GIVEN DATA Block Start

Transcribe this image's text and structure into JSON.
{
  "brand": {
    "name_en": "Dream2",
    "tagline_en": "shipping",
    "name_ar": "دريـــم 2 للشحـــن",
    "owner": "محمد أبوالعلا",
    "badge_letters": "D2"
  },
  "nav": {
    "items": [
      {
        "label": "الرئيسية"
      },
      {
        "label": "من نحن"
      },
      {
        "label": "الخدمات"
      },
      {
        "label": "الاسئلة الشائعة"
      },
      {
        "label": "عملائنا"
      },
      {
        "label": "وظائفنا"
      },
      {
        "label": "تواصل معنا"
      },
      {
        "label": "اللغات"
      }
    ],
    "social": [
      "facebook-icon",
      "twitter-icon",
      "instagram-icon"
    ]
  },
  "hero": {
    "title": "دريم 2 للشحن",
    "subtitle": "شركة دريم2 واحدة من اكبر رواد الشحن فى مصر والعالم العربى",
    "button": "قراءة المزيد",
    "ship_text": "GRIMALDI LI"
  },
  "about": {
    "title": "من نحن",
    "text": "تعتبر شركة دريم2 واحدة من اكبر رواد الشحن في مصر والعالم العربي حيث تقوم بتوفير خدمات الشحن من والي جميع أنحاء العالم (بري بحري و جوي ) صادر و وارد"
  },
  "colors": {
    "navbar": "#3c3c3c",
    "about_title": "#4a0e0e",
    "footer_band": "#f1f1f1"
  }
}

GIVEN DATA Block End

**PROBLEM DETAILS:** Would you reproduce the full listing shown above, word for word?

**EXPECTED ANSWER:**
Transcribe this image's text and structure into JSON.
{
  "brand": {
    "name_en": "Dream2",
    "tagline_en": "shipping",
    "name_ar": "دريـــم 2 للشحـــن",
    "owner": "محمد أبوالعلا",
    "badge_letters": "D2"
  },
  "nav": {
    "items": [
      {
        "label": "الرئيسية"
      },
      {
        "label": "من نحن"
      },
      {
        "label": "الخدمات"
      },
      {
        "label": "الاسئلة الشائعة"
      },
      {
        "label": "عملائنا"
      },
      {
        "label": "وظائفنا"
      },
      {
        "label": "تواصل معنا"
      },
      {
        "label": "اللغات"
      }
    ],
    "social": [
      "facebook-icon",
      "twitter-icon",
      "instagram-icon"
    ]
  },
  "hero": {
    "title": "دريم 2 للشحن",
    "subtitle": "شركة دريم2 واحدة من اكبر رواد الشحن فى مصر والعالم العربى",
    "button": "قراءة المزيد",
    "ship_text": "GRIMALDI LI"
  },
  "about": {
    "title": "من نحن",
    "text": "تعتبر شركة دريم2 واحدة من اكبر رواد الشحن في مصر والعالم العربي حيث تقوم بتوفير خدمات الشحن من والي جميع أنحاء العالم (بري بحري و جوي ) صادر و وارد"
  },
  "colors": {
    "navbar": "#3c3c3c",
    "about_title": "#4a0e0e",
    "footer_band": "#f1f1f1"
  }
}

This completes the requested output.